It should be noted that Frank’s work was under the supervision of the National Park Service, which typically sees to the White House’s lawn care. Frank even used Park Service equipment. Frank likely was under better supervision Friday than he is when he mows lawns in his own neighborhood.
Safety definitely should be paramount when a young person operates machinery such a lawn mower. Maybe that’s why Frank was wearing safety goggles, earplugs and work gloves. Combine that with his close supervision and you can scratch the “occupational safety” argument.
As to the “child labor” complaint, we took an informal poll around our office and discovered other people who began mowing lawns at about Frank’s age. It’s not uncommon. The job often is a rite of passage for kids his age as they enter the world of work. Pacific Rim sweatshops exploit child labor. Voluntarily mowing lawns doesn’t.
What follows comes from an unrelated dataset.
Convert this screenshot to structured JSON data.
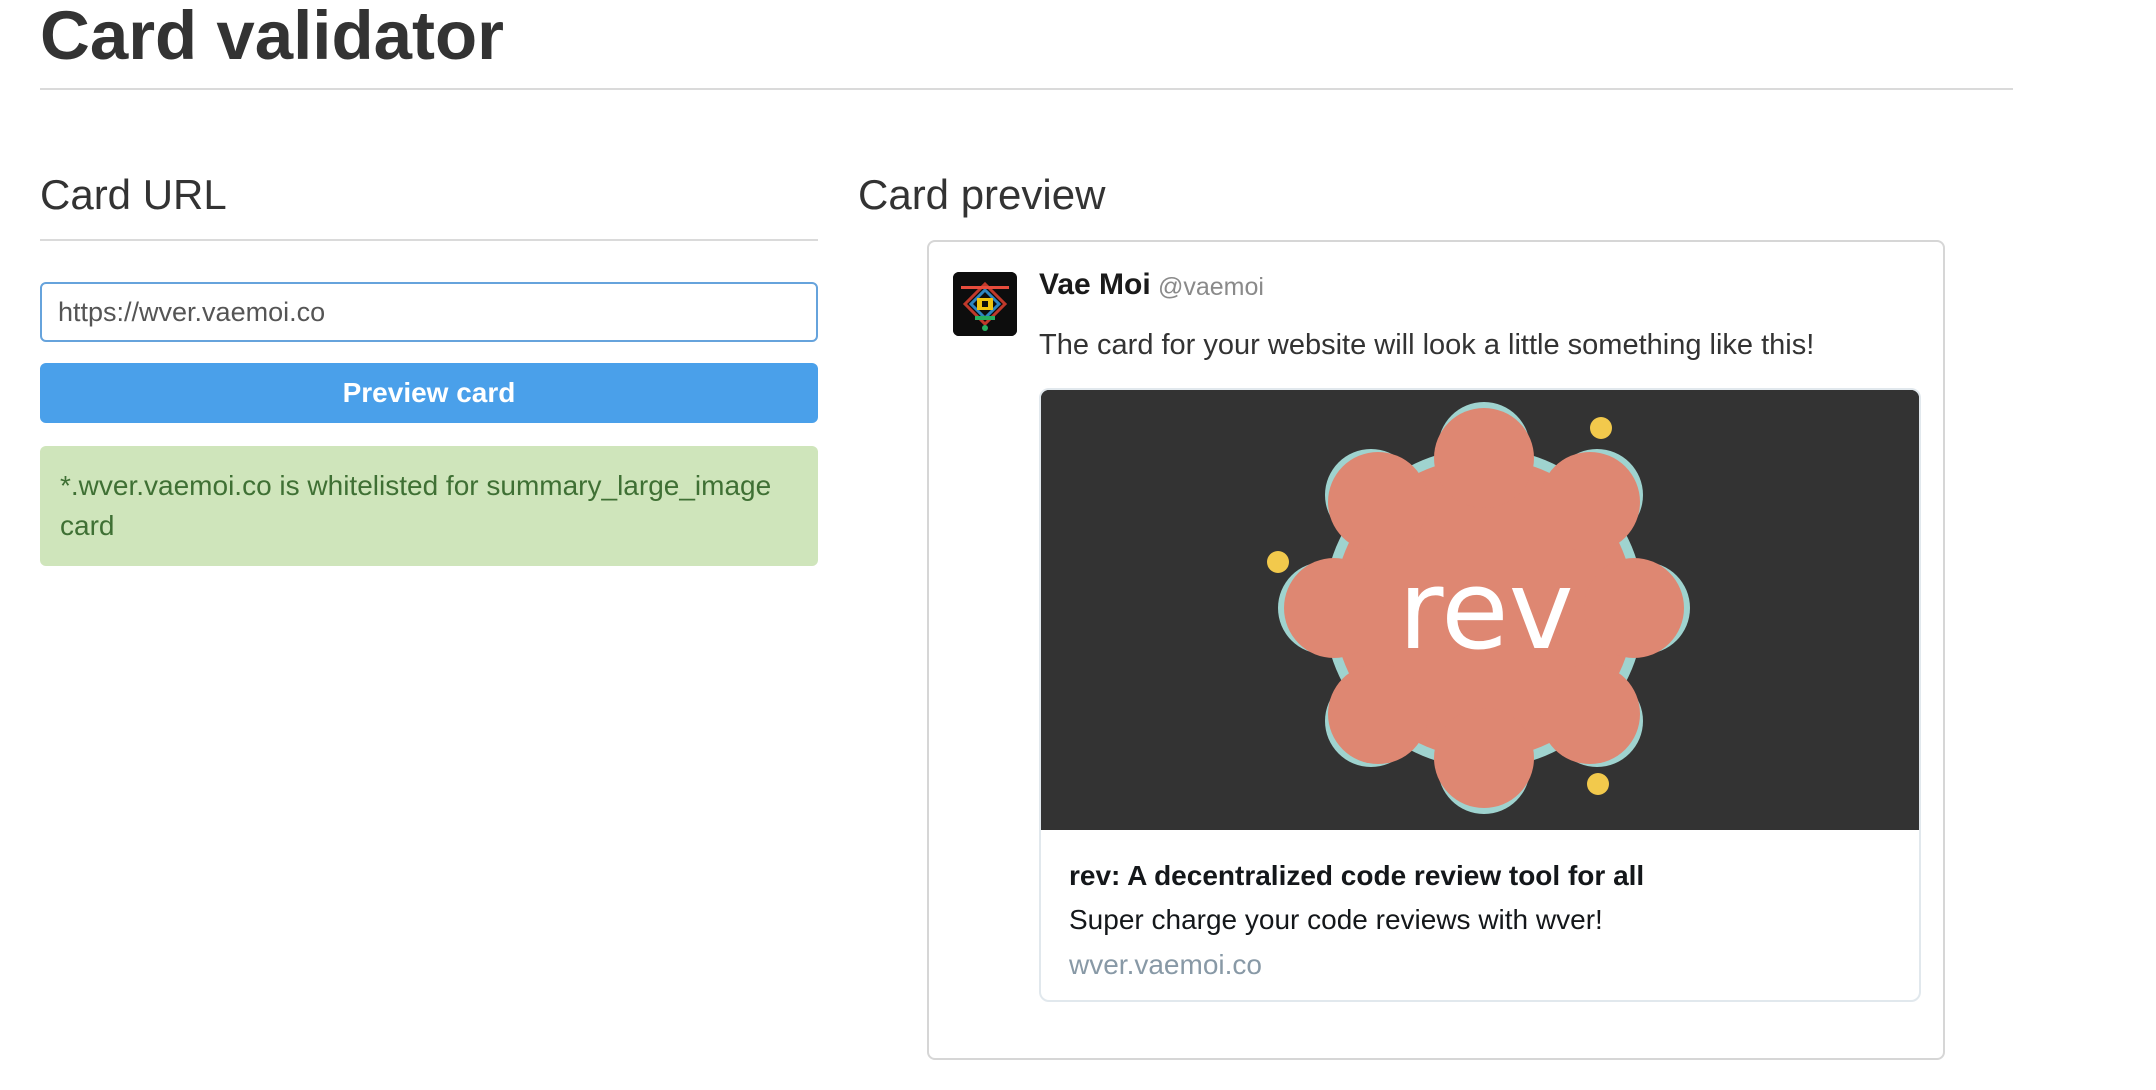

And “minimum wage”? Frank volunteered to mow the grass for free.
Greenhouse tried to defend his point by posting a link to a study finding that 13 children visit the emergency room daily because of lawn mower injuries.
It defends his point poorly. The study defines “children” as kids up to age 17, and it reveals that often the kids who are injured aren’t even the ones mowing.
To take his argument further, by one estimate about 7,000 people visit the ER each day because of auto accidents. Should we stop driving cars? Or simply drive more safely?
There was nothing in Frank’s actions or demeanor to suggest that he’s reckless when he’s behind a mower. He’s safe. He’s responsible.
And one writer’s sour assessment of Frank’s fun day on the White House lawn says more about the writer than it does about workplace safety.